--- START ---

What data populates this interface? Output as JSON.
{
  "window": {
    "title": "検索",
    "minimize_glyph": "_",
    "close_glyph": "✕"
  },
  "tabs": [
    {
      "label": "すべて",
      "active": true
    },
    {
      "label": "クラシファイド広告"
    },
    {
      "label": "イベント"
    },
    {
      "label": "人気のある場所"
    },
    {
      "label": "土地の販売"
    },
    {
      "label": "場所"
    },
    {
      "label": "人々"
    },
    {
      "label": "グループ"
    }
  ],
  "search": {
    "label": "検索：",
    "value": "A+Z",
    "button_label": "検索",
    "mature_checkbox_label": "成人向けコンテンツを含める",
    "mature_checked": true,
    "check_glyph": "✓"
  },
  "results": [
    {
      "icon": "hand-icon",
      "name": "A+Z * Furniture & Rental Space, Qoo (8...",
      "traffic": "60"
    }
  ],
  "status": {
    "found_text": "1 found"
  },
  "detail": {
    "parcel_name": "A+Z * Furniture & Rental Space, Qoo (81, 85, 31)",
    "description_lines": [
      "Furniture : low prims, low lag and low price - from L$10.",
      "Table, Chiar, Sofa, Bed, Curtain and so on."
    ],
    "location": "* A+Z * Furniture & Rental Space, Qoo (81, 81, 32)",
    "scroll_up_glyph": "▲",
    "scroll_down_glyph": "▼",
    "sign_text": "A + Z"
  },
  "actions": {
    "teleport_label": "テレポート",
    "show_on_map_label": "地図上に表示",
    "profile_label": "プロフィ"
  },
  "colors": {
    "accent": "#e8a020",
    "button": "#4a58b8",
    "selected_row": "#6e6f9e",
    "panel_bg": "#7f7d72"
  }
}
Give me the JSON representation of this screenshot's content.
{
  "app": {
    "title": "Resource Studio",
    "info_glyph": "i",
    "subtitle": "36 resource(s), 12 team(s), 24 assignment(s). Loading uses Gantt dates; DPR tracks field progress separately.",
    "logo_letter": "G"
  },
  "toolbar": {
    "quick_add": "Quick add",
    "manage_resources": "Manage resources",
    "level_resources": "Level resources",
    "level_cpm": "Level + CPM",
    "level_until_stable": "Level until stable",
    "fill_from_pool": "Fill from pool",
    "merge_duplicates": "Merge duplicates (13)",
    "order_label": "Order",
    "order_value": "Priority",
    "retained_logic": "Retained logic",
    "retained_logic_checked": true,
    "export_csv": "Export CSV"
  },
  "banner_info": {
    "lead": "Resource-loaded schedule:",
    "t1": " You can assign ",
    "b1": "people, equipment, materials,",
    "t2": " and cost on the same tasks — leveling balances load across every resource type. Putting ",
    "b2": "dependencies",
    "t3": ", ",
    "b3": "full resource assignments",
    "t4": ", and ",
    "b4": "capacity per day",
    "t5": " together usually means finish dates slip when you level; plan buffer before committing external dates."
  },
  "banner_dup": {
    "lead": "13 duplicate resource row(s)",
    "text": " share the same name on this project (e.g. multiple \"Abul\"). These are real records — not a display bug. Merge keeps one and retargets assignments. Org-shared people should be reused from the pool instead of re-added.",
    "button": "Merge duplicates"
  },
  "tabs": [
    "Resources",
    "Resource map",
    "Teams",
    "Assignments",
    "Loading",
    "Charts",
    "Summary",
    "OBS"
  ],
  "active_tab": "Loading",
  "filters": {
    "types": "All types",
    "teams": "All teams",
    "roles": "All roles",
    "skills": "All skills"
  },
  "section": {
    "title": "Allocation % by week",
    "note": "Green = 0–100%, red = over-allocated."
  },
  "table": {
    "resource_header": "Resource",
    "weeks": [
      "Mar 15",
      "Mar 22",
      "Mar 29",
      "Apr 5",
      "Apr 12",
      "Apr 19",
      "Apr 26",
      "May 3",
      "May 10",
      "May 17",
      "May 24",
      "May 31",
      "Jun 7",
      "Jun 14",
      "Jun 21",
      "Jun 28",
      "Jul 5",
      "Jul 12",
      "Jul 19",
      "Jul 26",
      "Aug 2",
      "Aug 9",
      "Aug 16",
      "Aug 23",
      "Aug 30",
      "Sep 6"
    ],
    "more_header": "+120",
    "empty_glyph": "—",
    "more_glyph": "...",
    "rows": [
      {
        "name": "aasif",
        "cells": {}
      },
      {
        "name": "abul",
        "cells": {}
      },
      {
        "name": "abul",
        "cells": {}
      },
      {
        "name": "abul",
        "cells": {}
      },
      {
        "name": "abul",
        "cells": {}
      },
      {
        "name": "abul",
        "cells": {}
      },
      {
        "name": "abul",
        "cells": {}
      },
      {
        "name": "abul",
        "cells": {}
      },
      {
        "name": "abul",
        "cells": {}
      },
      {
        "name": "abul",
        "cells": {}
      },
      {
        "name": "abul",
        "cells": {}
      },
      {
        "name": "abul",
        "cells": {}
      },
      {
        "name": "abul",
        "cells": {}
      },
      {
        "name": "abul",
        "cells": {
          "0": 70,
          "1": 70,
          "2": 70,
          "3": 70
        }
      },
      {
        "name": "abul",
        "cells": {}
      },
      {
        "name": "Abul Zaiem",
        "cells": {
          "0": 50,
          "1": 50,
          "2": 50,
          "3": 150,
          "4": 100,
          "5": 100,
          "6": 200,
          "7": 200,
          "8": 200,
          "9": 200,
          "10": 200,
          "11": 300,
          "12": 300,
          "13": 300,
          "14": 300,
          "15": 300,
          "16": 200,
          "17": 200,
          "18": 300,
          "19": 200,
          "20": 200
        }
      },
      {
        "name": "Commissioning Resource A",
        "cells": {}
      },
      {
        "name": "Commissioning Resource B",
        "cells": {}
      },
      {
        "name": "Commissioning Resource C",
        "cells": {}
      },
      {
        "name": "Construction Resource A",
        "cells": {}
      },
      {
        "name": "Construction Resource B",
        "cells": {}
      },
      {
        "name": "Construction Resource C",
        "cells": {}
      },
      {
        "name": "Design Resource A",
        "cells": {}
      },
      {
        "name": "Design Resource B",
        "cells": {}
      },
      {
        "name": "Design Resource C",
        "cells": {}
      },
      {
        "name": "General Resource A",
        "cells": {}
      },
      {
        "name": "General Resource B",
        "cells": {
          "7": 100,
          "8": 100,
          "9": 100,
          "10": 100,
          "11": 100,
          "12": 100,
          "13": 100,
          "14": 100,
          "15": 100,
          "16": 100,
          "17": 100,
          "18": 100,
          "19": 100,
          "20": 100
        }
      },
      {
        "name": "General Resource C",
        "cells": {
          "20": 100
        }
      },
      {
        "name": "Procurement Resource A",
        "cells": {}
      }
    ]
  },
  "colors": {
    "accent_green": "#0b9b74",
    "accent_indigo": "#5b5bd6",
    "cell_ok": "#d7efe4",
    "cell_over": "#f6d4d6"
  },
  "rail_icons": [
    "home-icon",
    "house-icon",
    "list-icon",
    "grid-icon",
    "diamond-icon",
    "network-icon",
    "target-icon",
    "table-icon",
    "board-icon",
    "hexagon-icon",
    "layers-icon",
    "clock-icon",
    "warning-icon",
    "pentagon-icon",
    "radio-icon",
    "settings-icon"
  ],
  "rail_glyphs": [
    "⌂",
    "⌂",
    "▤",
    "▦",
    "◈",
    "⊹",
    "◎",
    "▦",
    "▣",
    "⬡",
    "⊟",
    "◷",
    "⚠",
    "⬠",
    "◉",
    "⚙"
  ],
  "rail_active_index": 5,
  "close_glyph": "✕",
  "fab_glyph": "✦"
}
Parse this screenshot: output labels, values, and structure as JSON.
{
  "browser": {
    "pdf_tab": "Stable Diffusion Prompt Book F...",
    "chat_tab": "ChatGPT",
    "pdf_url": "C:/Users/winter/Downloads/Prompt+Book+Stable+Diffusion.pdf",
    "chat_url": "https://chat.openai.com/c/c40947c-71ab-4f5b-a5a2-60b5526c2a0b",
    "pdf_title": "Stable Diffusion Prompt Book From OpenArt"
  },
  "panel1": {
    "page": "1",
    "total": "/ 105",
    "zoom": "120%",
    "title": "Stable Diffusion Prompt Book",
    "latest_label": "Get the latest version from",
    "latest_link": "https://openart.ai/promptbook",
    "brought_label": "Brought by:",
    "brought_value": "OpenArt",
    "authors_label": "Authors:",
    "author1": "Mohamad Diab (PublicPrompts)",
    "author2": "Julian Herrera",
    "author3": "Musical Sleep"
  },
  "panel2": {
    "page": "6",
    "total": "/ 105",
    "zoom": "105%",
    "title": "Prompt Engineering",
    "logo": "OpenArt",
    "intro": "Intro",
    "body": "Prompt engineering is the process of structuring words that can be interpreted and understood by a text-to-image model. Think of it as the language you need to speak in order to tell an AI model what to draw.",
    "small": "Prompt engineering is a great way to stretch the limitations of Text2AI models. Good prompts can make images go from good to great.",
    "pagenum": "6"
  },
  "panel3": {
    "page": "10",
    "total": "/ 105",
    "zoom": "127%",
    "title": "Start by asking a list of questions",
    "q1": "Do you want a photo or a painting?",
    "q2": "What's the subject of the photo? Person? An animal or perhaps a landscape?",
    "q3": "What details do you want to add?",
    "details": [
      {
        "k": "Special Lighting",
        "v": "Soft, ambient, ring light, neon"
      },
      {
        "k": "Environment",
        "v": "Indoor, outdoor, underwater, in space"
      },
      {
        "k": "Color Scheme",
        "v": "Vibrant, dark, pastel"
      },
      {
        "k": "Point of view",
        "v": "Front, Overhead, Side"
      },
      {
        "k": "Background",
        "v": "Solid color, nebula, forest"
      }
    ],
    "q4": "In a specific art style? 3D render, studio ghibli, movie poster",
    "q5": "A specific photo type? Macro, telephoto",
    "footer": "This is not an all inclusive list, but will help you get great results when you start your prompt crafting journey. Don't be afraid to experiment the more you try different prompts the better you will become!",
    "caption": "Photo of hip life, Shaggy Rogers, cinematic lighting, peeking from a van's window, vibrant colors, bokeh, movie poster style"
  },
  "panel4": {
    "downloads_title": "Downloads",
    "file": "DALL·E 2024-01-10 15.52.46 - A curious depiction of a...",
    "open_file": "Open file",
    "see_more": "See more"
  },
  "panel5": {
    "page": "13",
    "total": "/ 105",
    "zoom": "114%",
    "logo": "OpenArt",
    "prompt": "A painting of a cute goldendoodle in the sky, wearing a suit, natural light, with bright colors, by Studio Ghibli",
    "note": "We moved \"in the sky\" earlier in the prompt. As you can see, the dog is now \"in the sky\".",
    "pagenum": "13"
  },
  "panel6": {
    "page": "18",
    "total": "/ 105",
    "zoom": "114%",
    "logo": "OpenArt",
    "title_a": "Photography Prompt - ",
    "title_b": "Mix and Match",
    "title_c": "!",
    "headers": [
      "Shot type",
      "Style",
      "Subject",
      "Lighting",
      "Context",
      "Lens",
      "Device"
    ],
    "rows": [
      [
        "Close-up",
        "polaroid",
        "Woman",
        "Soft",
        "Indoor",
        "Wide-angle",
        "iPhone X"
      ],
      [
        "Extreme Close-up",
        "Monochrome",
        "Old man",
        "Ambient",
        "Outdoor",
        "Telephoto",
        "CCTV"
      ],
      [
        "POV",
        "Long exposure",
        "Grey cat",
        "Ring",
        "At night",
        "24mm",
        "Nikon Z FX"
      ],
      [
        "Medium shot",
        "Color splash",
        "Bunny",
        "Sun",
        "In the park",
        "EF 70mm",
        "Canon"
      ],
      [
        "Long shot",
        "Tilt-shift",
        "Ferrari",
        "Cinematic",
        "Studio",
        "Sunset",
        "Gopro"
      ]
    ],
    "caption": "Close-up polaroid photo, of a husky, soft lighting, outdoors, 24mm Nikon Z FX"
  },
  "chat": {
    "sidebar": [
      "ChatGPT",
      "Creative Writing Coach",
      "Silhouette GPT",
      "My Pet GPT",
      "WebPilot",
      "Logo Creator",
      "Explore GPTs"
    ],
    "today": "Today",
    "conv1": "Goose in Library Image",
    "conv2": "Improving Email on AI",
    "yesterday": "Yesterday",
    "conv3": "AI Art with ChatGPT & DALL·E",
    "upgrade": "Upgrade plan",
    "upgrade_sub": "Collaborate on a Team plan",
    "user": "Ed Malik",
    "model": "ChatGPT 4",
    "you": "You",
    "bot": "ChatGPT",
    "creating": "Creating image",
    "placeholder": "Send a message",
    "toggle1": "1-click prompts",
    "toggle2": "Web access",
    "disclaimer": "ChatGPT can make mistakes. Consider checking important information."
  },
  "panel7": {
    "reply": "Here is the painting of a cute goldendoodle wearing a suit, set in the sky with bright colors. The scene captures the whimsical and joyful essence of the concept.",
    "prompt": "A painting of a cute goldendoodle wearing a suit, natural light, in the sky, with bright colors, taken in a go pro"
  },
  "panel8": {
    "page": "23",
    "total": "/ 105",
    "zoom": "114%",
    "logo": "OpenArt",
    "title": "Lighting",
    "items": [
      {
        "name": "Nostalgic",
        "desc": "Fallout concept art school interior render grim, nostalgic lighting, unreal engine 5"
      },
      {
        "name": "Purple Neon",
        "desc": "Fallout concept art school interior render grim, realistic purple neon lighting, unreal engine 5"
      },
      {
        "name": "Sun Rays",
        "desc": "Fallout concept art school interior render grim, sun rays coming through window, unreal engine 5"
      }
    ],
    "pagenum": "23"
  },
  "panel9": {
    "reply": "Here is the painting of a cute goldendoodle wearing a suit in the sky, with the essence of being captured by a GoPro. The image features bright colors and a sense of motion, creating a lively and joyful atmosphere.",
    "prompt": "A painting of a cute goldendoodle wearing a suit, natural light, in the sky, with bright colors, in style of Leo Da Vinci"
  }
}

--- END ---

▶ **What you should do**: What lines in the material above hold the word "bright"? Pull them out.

▶ **Problem solution**:
    "prompt": "A painting of a cute goldendoodle in the sky, wearing a suit, natural light, with bright colors, by Studio Ghibli",
    "reply": "Here is the painting of a cute goldendoodle wearing a suit, set in the sky with bright colors. The scene captures the whimsical and joyful essence of the concept.",
    "prompt": "A painting of a cute goldendoodle wearing a suit, natural light, in the sky, with bright colors, taken in a go pro"
    "reply": "Here is the painting of a cute goldendoodle wearing a suit in the sky, with the essence of being captured by a GoPro. The image features bright colors and a sense of motion, creating a lively and joyful atmosphere.",
    "prompt": "A painting of a cute goldendoodle wearing a suit, natural light, in the sky, with bright colors, in style of Leo Da Vinci"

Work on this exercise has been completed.